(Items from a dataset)

------------------------------

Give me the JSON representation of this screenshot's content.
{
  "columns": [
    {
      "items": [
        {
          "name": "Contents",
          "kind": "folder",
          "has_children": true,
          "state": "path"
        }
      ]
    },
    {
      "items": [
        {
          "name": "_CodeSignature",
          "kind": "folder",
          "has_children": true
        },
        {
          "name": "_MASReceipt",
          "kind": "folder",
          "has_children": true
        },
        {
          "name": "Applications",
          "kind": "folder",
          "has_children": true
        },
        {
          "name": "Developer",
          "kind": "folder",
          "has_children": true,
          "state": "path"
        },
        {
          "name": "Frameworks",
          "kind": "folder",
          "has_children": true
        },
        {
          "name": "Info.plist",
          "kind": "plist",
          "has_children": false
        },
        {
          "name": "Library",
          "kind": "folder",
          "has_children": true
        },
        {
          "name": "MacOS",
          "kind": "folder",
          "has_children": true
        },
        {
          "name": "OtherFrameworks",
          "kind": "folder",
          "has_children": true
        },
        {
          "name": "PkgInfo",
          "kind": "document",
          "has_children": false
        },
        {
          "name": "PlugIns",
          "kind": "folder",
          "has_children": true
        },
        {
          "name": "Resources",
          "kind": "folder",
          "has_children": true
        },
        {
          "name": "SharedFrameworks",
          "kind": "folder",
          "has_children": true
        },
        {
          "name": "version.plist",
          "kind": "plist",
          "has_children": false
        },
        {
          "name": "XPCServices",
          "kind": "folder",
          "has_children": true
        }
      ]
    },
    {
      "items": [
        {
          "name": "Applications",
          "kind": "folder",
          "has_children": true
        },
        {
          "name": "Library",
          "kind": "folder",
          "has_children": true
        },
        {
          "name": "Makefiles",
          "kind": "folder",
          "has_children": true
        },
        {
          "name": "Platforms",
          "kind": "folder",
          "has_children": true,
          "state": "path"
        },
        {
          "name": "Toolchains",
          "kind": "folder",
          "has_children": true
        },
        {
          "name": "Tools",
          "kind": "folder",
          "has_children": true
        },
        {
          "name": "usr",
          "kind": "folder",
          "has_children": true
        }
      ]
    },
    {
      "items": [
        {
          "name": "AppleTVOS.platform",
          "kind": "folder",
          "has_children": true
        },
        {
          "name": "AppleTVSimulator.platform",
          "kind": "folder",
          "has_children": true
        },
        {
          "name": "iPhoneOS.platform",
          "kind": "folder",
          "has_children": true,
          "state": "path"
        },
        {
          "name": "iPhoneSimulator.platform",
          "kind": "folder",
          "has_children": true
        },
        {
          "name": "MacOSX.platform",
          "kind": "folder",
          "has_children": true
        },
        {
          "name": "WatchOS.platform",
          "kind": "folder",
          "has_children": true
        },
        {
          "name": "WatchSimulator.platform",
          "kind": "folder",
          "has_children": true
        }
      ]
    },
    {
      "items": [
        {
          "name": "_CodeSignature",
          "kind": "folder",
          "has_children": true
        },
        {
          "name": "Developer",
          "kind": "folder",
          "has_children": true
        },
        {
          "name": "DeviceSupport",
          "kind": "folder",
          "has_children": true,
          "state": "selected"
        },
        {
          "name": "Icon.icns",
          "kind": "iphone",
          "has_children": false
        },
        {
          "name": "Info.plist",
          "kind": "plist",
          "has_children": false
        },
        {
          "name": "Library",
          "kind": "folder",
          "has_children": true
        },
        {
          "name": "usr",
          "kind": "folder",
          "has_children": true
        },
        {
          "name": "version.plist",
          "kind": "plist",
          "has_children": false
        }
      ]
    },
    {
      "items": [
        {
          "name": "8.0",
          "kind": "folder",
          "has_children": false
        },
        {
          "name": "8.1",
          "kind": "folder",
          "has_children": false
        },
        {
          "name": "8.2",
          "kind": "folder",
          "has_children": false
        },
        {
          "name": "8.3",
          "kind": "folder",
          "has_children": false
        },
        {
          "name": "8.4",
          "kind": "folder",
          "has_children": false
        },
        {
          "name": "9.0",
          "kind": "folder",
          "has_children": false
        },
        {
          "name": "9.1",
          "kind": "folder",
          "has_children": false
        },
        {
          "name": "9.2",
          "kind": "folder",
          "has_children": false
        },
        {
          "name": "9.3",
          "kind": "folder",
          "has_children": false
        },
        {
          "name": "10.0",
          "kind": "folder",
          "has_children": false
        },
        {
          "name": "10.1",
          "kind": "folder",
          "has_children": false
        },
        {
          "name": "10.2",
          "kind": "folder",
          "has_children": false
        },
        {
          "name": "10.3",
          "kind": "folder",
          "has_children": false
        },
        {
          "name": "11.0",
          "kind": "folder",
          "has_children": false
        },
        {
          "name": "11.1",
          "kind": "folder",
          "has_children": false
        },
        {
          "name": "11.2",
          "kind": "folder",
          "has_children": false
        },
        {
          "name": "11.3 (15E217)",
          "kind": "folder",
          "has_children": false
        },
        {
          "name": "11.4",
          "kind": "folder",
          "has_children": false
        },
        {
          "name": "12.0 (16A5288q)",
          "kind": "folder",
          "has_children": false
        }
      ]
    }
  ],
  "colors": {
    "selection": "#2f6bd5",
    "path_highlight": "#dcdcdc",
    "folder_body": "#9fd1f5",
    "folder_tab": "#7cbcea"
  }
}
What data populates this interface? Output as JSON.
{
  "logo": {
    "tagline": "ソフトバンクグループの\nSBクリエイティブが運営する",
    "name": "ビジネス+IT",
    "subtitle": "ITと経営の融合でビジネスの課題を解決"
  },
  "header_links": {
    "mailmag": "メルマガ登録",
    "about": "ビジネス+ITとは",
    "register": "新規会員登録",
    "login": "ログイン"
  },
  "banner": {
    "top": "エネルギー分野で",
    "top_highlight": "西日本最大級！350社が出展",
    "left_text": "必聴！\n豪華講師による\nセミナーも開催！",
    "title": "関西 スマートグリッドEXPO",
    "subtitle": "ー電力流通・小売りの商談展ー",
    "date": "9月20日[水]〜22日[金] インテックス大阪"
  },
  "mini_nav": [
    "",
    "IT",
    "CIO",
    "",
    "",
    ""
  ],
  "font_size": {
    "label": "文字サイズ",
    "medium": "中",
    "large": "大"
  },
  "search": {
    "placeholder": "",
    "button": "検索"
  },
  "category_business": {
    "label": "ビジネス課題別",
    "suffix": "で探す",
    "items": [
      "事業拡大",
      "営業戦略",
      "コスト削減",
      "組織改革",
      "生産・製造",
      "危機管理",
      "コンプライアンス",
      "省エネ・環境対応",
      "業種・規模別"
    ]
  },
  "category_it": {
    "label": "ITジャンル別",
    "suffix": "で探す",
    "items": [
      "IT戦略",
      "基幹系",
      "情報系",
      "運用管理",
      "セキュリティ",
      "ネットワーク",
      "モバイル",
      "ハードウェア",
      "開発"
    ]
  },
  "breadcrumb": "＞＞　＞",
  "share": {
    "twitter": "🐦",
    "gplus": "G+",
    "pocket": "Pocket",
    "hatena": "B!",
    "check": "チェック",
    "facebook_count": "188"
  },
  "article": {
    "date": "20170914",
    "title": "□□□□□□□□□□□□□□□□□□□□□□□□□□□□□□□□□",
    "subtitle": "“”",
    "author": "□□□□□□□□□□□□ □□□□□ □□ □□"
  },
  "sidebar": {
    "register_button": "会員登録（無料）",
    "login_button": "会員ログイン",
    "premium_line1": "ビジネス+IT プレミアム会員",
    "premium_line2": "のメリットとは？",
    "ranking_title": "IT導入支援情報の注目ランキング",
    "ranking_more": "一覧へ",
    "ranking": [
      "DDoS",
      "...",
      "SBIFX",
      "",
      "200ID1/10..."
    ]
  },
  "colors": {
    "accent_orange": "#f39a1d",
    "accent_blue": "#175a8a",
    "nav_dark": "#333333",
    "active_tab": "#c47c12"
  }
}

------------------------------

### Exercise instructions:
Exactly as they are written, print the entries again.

### Output for this exercise:
Give me the JSON representation of this screenshot's content.
{
  "columns": [
    {
      "items": [
        {
          "name": "Contents",
          "kind": "folder",
          "has_children": true,
          "state": "path"
        }
      ]
    },
    {
      "items": [
        {
          "name": "_CodeSignature",
          "kind": "folder",
          "has_children": true
        },
        {
          "name": "_MASReceipt",
          "kind": "folder",
          "has_children": true
        },
        {
          "name": "Applications",
          "kind": "folder",
          "has_children": true
        },
        {
          "name": "Developer",
          "kind": "folder",
          "has_children": true,
          "state": "path"
        },
        {
          "name": "Frameworks",
          "kind": "folder",
          "has_children": true
        },
        {
          "name": "Info.plist",
          "kind": "plist",
          "has_children": false
        },
        {
          "name": "Library",
          "kind": "folder",
          "has_children": true
        },
        {
          "name": "MacOS",
          "kind": "folder",
          "has_children": true
        },
        {
          "name": "OtherFrameworks",
          "kind": "folder",
          "has_children": true
        },
        {
          "name": "PkgInfo",
          "kind": "document",
          "has_children": false
        },
        {
          "name": "PlugIns",
          "kind": "folder",
          "has_children": true
        },
        {
          "name": "Resources",
          "kind": "folder",
          "has_children": true
        },
        {
          "name": "SharedFrameworks",
          "kind": "folder",
          "has_children": true
        },
        {
          "name": "version.plist",
          "kind": "plist",
          "has_children": false
        },
        {
          "name": "XPCServices",
          "kind": "folder",
          "has_children": true
        }
      ]
    },
    {
      "items": [
        {
          "name": "Applications",
          "kind": "folder",
          "has_children": true
        },
        {
          "name": "Library",
          "kind": "folder",
          "has_children": true
        },
        {
          "name": "Makefiles",
          "kind": "folder",
          "has_children": true
        },
        {
          "name": "Platforms",
          "kind": "folder",
          "has_children": true,
          "state": "path"
        },
        {
          "name": "Toolchains",
          "kind": "folder",
          "has_children": true
        },
        {
          "name": "Tools",
          "kind": "folder",
          "has_children": true
        },
        {
          "name": "usr",
          "kind": "folder",
          "has_children": true
        }
      ]
    },
    {
      "items": [
        {
          "name": "AppleTVOS.platform",
          "kind": "folder",
          "has_children": true
        },
        {
          "name": "AppleTVSimulator.platform",
          "kind": "folder",
          "has_children": true
        },
        {
          "name": "iPhoneOS.platform",
          "kind": "folder",
          "has_children": true,
          "state": "path"
        },
        {
          "name": "iPhoneSimulator.platform",
          "kind": "folder",
          "has_children": true
        },
        {
          "name": "MacOSX.platform",
          "kind": "folder",
          "has_children": true
        },
        {
          "name": "WatchOS.platform",
          "kind": "folder",
          "has_children": true
        },
        {
          "name": "WatchSimulator.platform",
          "kind": "folder",
          "has_children": true
        }
      ]
    },
    {
      "items": [
        {
          "name": "_CodeSignature",
          "kind": "folder",
          "has_children": true
        },
        {
          "name": "Developer",
          "kind": "folder",
          "has_children": true
        },
        {
          "name": "DeviceSupport",
          "kind": "folder",
          "has_children": true,
          "state": "selected"
        },
        {
          "name": "Icon.icns",
          "kind": "iphone",
          "has_children": false
        },
        {
          "name": "Info.plist",
          "kind": "plist",
          "has_children": false
        },
        {
          "name": "Library",
          "kind": "folder",
          "has_children": true
        },
        {
          "name": "usr",
          "kind": "folder",
          "has_children": true
        },
        {
          "name": "version.plist",
          "kind": "plist",
          "has_children": false
        }
      ]
    },
    {
      "items": [
        {
          "name": "8.0",
          "kind": "folder",
          "has_children": false
        },
        {
          "name": "8.1",
          "kind": "folder",
          "has_children": false
        },
        {
          "name": "8.2",
          "kind": "folder",
          "has_children": false
        },
        {
          "name": "8.3",
          "kind": "folder",
          "has_children": false
        },
        {
          "name": "8.4",
          "kind": "folder",
          "has_children": false
        },
        {
          "name": "9.0",
          "kind": "folder",
          "has_children": false
        },
        {
          "name": "9.1",
          "kind": "folder",
          "has_children": false
        },
        {
          "name": "9.2",
          "kind": "folder",
          "has_children": false
        },
        {
          "name": "9.3",
          "kind": "folder",
          "has_children": false
        },
        {
          "name": "10.0",
          "kind": "folder",
          "has_children": false
        },
        {
          "name": "10.1",
          "kind": "folder",
          "has_children": false
        },
        {
          "name": "10.2",
          "kind": "folder",
          "has_children": false
        },
        {
          "name": "10.3",
          "kind": "folder",
          "has_children": false
        },
        {
          "name": "11.0",
          "kind": "folder",
          "has_children": false
        },
        {
          "name": "11.1",
          "kind": "folder",
          "has_children": false
        },
        {
          "name": "11.2",
          "kind": "folder",
          "has_children": false
        },
        {
          "name": "11.3 (15E217)",
          "kind": "folder",
          "has_children": false
        },
        {
          "name": "11.4",
          "kind": "folder",
          "has_children": false
        },
        {
          "name": "12.0 (16A5288q)",
          "kind": "folder",
          "has_children": false
        }
      ]
    }
  ],
  "colors": {
    "selection": "#2f6bd5",
    "path_highlight": "#dcdcdc",
    "folder_body": "#9fd1f5",
    "folder_tab": "#7cbcea"
  }
}
What data populates this interface? Output as JSON.
{
  "logo": {
    "tagline": "ソフトバンクグループの\nSBクリエイティブが運営する",
    "name": "ビジネス+IT",
    "subtitle": "ITと経営の融合でビジネスの課題を解決"
  },
  "header_links": {
    "mailmag": "メルマガ登録",
    "about": "ビジネス+ITとは",
    "register": "新規会員登録",
    "login": "ログイン"
  },
  "banner": {
    "top": "エネルギー分野で",
    "top_highlight": "西日本最大級！350社が出展",
    "left_text": "必聴！\n豪華講師による\nセミナーも開催！",
    "title": "関西 スマートグリッドEXPO",
    "subtitle": "ー電力流通・小売りの商談展ー",
    "date": "9月20日[水]〜22日[金] インテックス大阪"
  },
  "mini_nav": [
    "",
    "IT",
    "CIO",
    "",
    "",
    ""
  ],
  "font_size": {
    "label": "文字サイズ",
    "medium": "中",
    "large": "大"
  },
  "search": {
    "placeholder": "",
    "button": "検索"
  },
  "category_business": {
    "label": "ビジネス課題別",
    "suffix": "で探す",
    "items": [
      "事業拡大",
      "営業戦略",
      "コスト削減",
      "組織改革",
      "生産・製造",
      "危機管理",
      "コンプライアンス",
      "省エネ・環境対応",
      "業種・規模別"
    ]
  },
  "category_it": {
    "label": "ITジャンル別",
    "suffix": "で探す",
    "items": [
      "IT戦略",
      "基幹系",
      "情報系",
      "運用管理",
      "セキュリティ",
      "ネットワーク",
      "モバイル",
      "ハードウェア",
      "開発"
    ]
  },
  "breadcrumb": "＞＞　＞",
  "share": {
    "twitter": "🐦",
    "gplus": "G+",
    "pocket": "Pocket",
    "hatena": "B!",
    "check": "チェック",
    "facebook_count": "188"
  },
  "article": {
    "date": "20170914",
    "title": "□□□□□□□□□□□□□□□□□□□□□□□□□□□□□□□□□",
    "subtitle": "“”",
    "author": "□□□□□□□□□□□□ □□□□□ □□ □□"
  },
  "sidebar": {
    "register_button": "会員登録（無料）",
    "login_button": "会員ログイン",
    "premium_line1": "ビジネス+IT プレミアム会員",
    "premium_line2": "のメリットとは？",
    "ranking_title": "IT導入支援情報の注目ランキング",
    "ranking_more": "一覧へ",
    "ranking": [
      "DDoS",
      "...",
      "SBIFX",
      "",
      "200ID1/10..."
    ]
  },
  "colors": {
    "accent_orange": "#f39a1d",
    "accent_blue": "#175a8a",
    "nav_dark": "#333333",
    "active_tab": "#c47c12"
  }
}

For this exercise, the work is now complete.